The Brief Life and Swift Death of Instagrandma’s TikTok Glory

For one brief glorious moment, I went viral on TikTok, and then, unceremoniously, I was killed off.

Photo by Greg Rakozy on Unsplash

I’ll admit it. It was a lark and an accident when I went viral on TikTok. I’m a 59-year-old licensed sex therapist, and my talented assistant on social media had been haranguing me to get on TikTok. “You’ll do great. They love people like you on TikTok,” Which I took to mean, correctly or not, “Bat Sheva, old people do great on TikTok. The kids think they’re cute.” But I resisted. Oh, how I resisted.

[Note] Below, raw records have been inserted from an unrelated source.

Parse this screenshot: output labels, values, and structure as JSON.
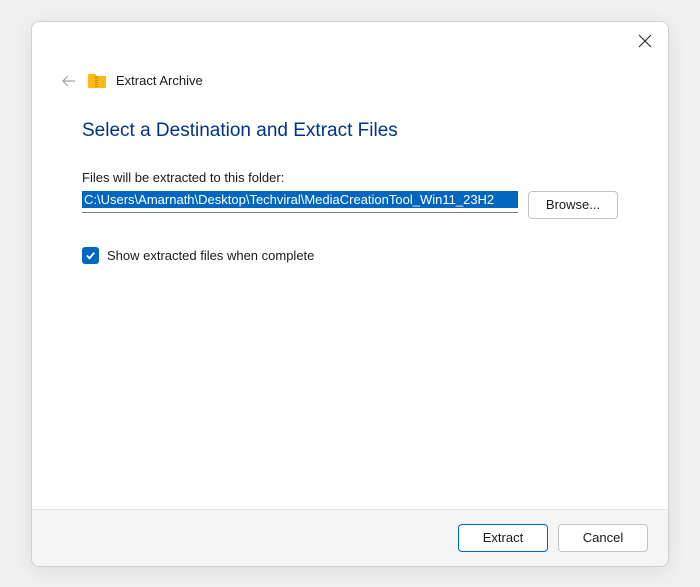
{
  "titlebar": {
    "title": "Extract Archive"
  },
  "content": {
    "heading": "Select a Destination and Extract Files",
    "path_label": "Files will be extracted to this folder:",
    "path_value": "C:\\Users\\Amarnath\\Desktop\\Techviral\\MediaCreationTool_Win11_23H2",
    "browse_label": "Browse...",
    "checkbox_label": "Show extracted files when complete",
    "checkbox_checked": true
  },
  "footer": {
    "extract_label": "Extract",
    "cancel_label": "Cancel"
  }
}
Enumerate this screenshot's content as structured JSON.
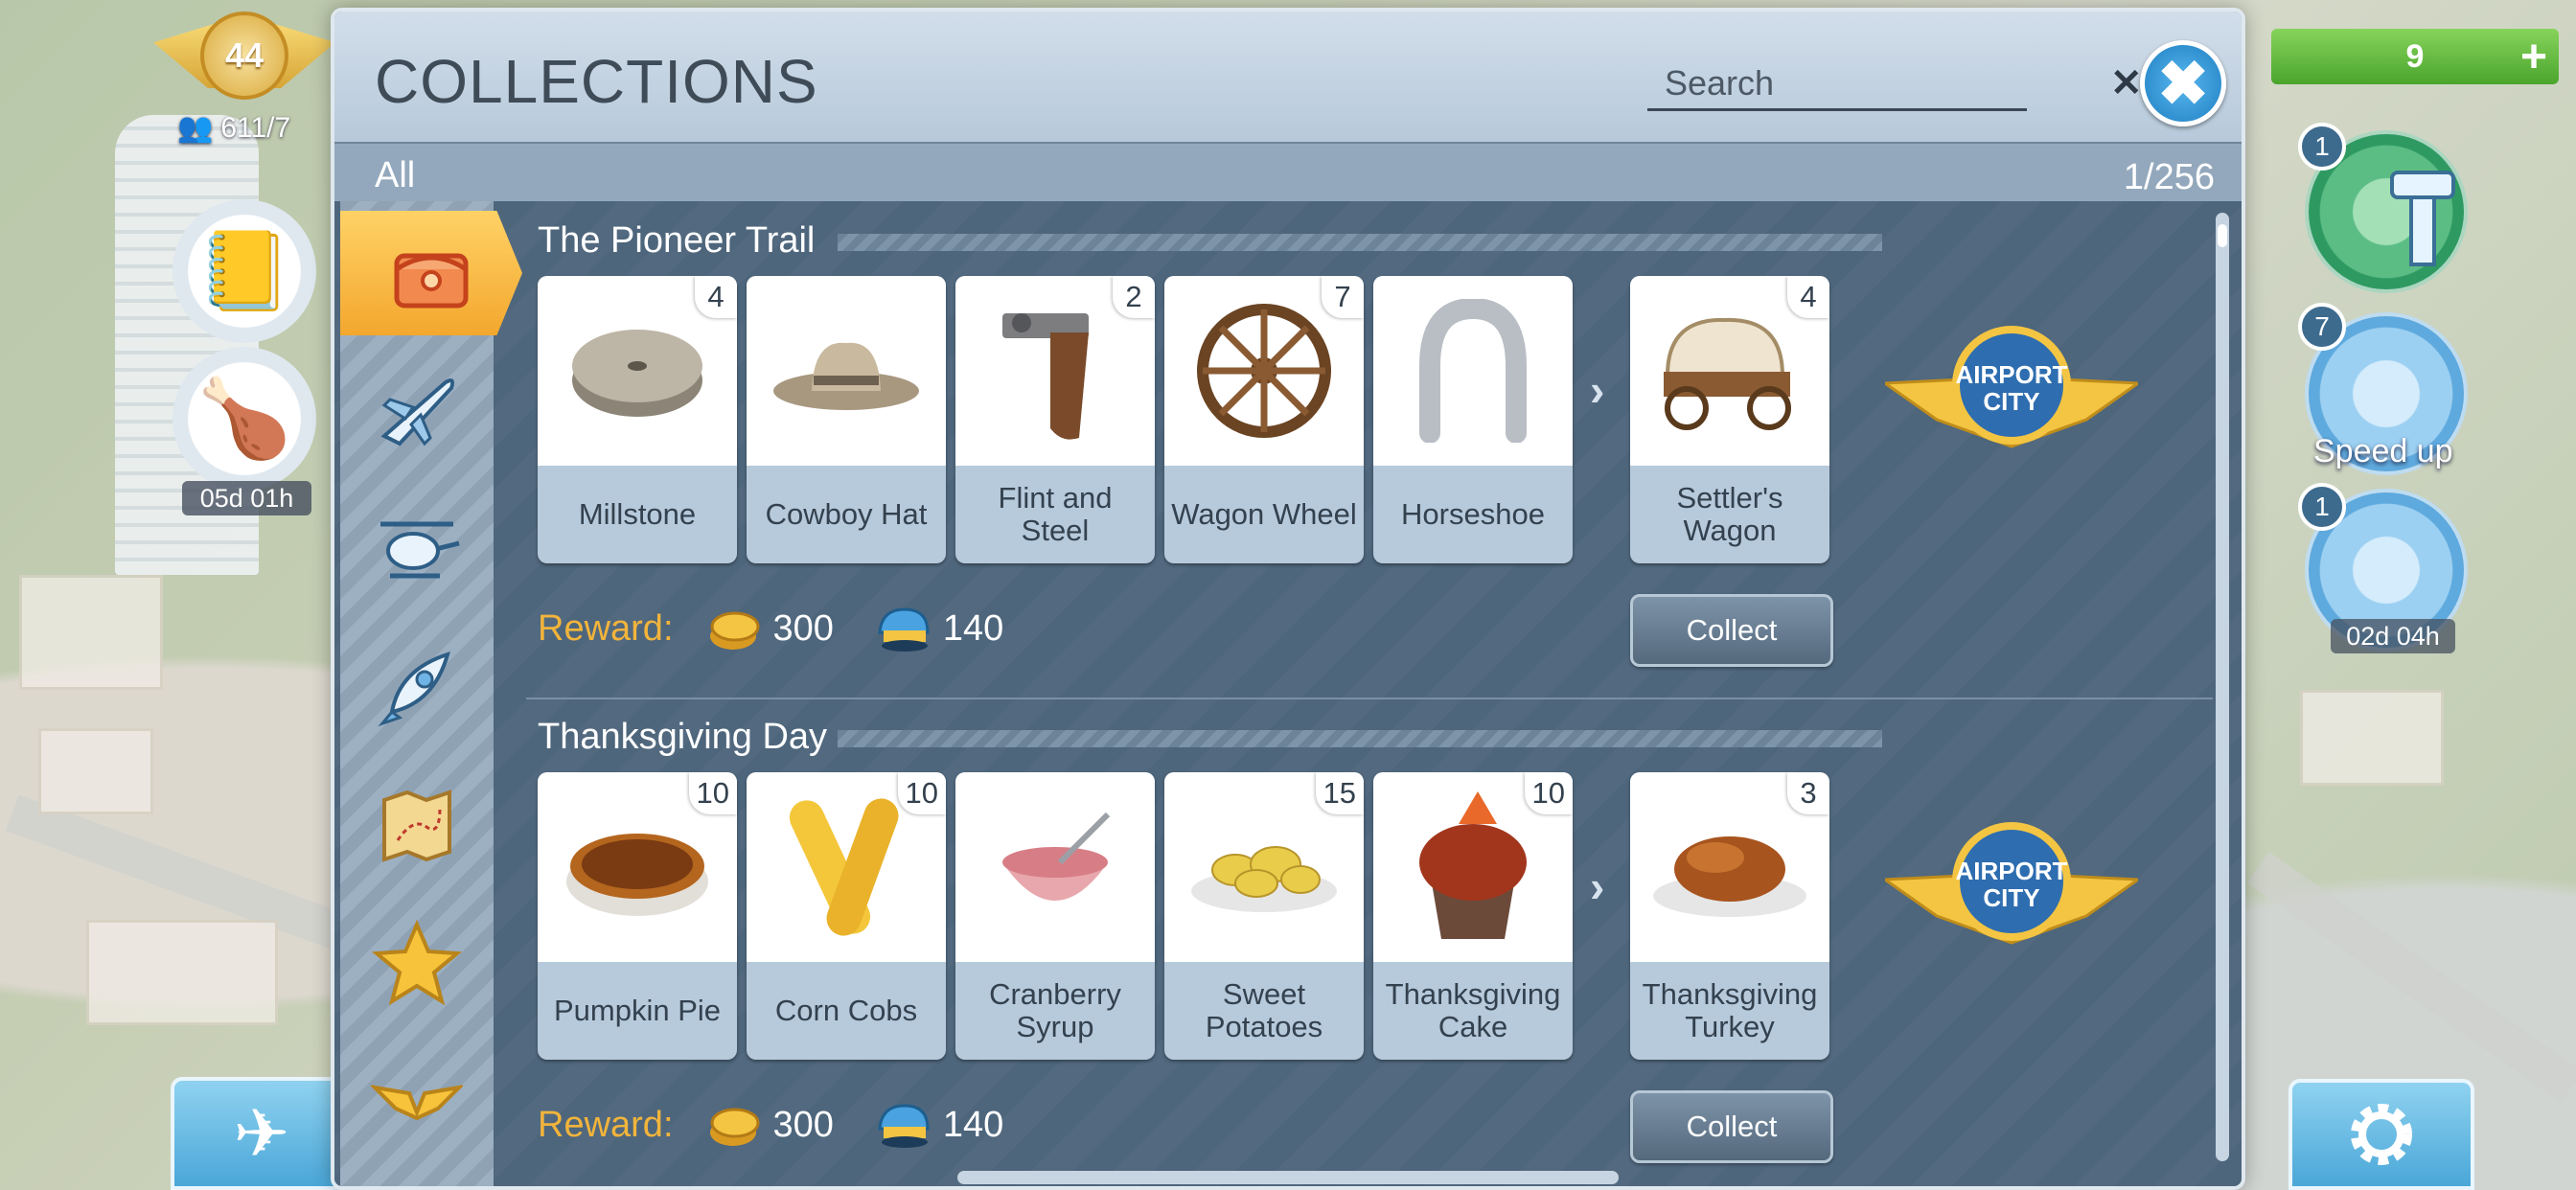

I was already knee-deep in social media, which was way deeper than I wanted.

Six months ago, my book agent informed me that if I wanted my forthcoming book to sell, then I had to bite the bullet and get on social media in a real way. I had been a sporadic user of Facebook. And Instagram, it felt like a foreign language. But, despite my insecurities, I dove in and embraced my inner “Instagrandma.” I have to admit; I learned to love Instagram. It’s a fantastic platform. I could talk, write, design little videos, and pull up cute pictures for illustrations. Best of all, I found myself connected with some amazing women in the health field. I was having fun.

Then Jazzie, my assistant, (doesn’t everyone need an assistant named Jazzie?) started pushing TikTok.

“No way.” I insisted. Social media was all eating up way too much of my time as it was. I could not, absolutely not, fall down one more social media rabbit hole.

Except then, I did.

After some persistence on Jazzie’s part, I created a 15-second video clip. It took me one minute to film. I was working out. My hair was a mess, and I had no makeup on. I responded to a frustrating moment of yet again trying to explain that the size of a man’s penis is not the predictor of good sex, so I grabbed a bunch of free weights to show people that, hey, all sizes are good! I sent the video to Jazzie, and she worked her magic, added some words, and uploaded it.

I woke up the next morning to a message that the clip had gone viral — 10k views. Then 17k, by the next day, it was up to 27k. Mind you, at this point, I still had to download TikTok to my phone to see the video.

Now, I need you to know that this was the absolute worst thing that could happen as far as I was concerned. It was like walking into a casino, putting a quarter into the first slot machine you see, and winning half a million dollars. It’s addictive. It didn’t matter that I saw minimal benefit in going viral on TikTok. There’s a great adrenaline rush reserved for women of a certain age who crack the young’s code.

Over the next five days or so, Jazzie bless her soul, uploaded some other clips of mine, and they also did great. Okay, I’ll admit it. I even sent her another couple of clips to add to the collection. Another one went viral. I was getting hundreds of thousands of views. I was drunk on power. “Oh my God! You mean I can reach the young demographic with non-salacious, accurate, and important sex education? It’s this easy?” In this preposterous pornography arena, I can be an alternative voice of careful, thoughtful, honest information about sex? Let’s go for it!

TikTok disagreed. Six days after my glorious rise, I was unceremoniously dumped off of TikTok. Yes. My TikTok was killed off. No explanation was given beyond “violating community standard.” I suppose they did not like my use of the word vagina. (Penis seemed to be okay, though.) Honestly, I was a bit confused. WAP, which was made famous by TikTok, seemed to pass their standards. The words in WAP are way too hardcore to print here. (If you are not familiar with WAP, ask your 13-year-old. Trust me. She’ll know.) So barely dressed or undressed dancing girls and boys are fine. Grinding is fine. But, basic sex education is not. I clearly am too old to understand social media.

And so, alas, I will have to give up my TikTok kingdom. It was a short reign, but truly fun while it lasted.

You can find me on IG @DrBatSheva!